FRIDAY Fast Five: For the Love of Craft

In keeping with my last Fast Five’s aim to reflect on something good from my previous fortnight, this here FFF is dedicated to today’s ‘Self-care for the yeah’: craft. It is inspired by a lunch that a dear friend, and fellow mama, organised last weekend. A bunch of mum friends bunched into Cicio Cacio in Newtown (srsly, go eat some mean as Italian food there asap) for a (very) long lunch of kai, wine, craft and great kōrero. The lunch was a great reminder to knit more. So here we are, for the love of craft, these are some beautiful things I’ve looked at and felt inspired by.

Why are knitting-book kids so intense-looking?

Why are knitting-book kids so intense-looking?

1. Kolose

Earlier in the week my colleague Migoto and I went on a tipi haere out to Pātaka. It was fantastic seeing the incredible array of Māori art on display including the Wi Taepa retrospective, Whakapapa by James Ormsby and Tools of Oppression and Liberation by Ngahina Hohaia. The Ngahina Hohaia poi work ‘Paopao ki tua o rangi’ is one of the most moving pieces I have ever seen so get in while you can as it closes on the 12th of February.

The Bottle Creek community gallery has also just opened their latest exhibition Kolose: The Art of Tuvalu Crochet by Fafine Niutao i Aotearoa which is described as such: “Kolose illustrates the adoption and continual development of art practices whilst highlighting the supporting structure of women as knowledge holders. Often gifted, the brightly coloured and free-styled patterns of Kolose portray the love for one’s community, culture and island.” When we were in there a family was watching the AV on display and a little girl was dancing with such unabashed innocence, it was fabulous to see.

2. Mini samplers

 From the Curator of Fashion and Decorative Arts at the Museum of London, here is a video of some little things that are exquisitely made. Watch till the end. And then go follow him on Twitter.

3. Pussy Hats

Arguably the most recognisable piece of craft in recent times is the hat that was ubiquitous in the recent Women’s Marches. This hat became a mobilising uniform for attendees and even now I know of women who have knitted them in solidarity to the cause. The woollen hat was chosen for practical purposes due to the cold of Washington D.C. in winter, and each of the elements was considered to symbolise what it was believed the march was about.

And yet, the pussy hats were also seen to represent the ways in which the marches failed in adequately representing the intersectionality of the marches.
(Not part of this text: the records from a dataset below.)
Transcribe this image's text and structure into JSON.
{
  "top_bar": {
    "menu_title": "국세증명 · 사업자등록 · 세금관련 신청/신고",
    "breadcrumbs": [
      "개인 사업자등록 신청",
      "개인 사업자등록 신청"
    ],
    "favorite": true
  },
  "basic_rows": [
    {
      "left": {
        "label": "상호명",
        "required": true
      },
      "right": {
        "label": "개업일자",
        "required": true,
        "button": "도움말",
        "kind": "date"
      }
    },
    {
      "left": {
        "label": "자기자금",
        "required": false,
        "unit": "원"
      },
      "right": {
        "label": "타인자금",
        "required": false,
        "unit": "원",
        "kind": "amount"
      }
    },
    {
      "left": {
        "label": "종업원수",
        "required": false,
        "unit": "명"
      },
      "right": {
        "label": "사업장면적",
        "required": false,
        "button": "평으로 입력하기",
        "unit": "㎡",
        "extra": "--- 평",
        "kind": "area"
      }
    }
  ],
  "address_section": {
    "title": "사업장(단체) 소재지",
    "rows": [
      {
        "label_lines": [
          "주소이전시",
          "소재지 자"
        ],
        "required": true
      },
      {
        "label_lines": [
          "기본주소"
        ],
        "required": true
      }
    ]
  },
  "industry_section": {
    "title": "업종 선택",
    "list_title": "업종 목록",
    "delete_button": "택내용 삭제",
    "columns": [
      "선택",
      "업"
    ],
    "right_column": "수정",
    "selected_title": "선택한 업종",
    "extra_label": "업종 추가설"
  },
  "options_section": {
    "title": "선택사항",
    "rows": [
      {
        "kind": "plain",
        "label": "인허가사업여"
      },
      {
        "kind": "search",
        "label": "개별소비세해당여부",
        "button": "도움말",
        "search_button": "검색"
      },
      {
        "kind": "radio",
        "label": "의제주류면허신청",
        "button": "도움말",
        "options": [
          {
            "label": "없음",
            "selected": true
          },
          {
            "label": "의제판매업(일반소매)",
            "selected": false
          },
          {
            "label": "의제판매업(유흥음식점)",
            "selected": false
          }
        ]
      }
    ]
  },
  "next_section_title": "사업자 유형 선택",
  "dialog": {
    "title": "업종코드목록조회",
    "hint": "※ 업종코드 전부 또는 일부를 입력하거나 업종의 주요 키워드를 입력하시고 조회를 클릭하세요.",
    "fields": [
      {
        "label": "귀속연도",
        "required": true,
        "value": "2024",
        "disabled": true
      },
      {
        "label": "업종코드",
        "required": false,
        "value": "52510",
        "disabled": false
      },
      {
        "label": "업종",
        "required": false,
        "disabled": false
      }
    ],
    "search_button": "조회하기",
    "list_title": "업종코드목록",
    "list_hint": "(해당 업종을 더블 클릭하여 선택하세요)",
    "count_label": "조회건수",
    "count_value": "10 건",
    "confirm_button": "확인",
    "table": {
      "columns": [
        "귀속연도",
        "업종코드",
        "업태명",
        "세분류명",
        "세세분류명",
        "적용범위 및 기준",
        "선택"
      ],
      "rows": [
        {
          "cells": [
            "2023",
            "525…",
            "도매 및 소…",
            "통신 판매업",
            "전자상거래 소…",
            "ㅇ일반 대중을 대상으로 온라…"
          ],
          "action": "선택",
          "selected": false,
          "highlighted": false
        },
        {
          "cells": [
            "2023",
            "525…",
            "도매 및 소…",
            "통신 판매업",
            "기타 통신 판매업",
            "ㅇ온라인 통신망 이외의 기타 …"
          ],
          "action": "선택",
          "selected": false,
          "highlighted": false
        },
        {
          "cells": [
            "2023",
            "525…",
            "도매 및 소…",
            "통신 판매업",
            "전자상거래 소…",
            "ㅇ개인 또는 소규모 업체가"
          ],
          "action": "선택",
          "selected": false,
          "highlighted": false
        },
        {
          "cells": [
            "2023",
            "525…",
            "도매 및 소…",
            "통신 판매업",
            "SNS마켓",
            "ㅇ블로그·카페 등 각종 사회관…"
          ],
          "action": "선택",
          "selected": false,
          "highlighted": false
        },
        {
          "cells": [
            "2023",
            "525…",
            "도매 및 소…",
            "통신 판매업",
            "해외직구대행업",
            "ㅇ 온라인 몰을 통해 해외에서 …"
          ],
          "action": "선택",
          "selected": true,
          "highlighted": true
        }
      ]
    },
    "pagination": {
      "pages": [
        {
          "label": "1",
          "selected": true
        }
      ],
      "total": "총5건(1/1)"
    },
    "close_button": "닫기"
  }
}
Thanks to Jenee Desmond-Harris and Kate Geiselman for these pieces exploring the ways in which not only the march should be interrogated but also by which all of feminism fails if it is not intersectional.

4. Susan Holmes: Fabric Artist

For ages now I’ve been taunted by images of friends attending workshops at Objectspace as part of the events programme held in conjunction with their soon-to-end exhibition. As I’ve mentioned, I didn’t get a chance to view this exhibition in person so thankfully my friend Sarah has written about it for the Worn Through website. Behold those beauteous materials!

5. Queen Bey’s twins

It should not have escaped your attention that Beyonce has announced that she is pregnant with twins. And when thinking of babies, I immediately think of tiny knitted booties which I will happily make for Queen Bey's offspring (call me!). The Knowles sisters have a knack for manipulating material so that it becomes as other-worldly. I mean when, in the history of the world, has a pregnancy announcement looked like this:

That veil. The underwire bra (which I was always warned against due to fear of blocked ducts). Mostly tho, those frilly silk knickerbockers.

On that note, who run the world?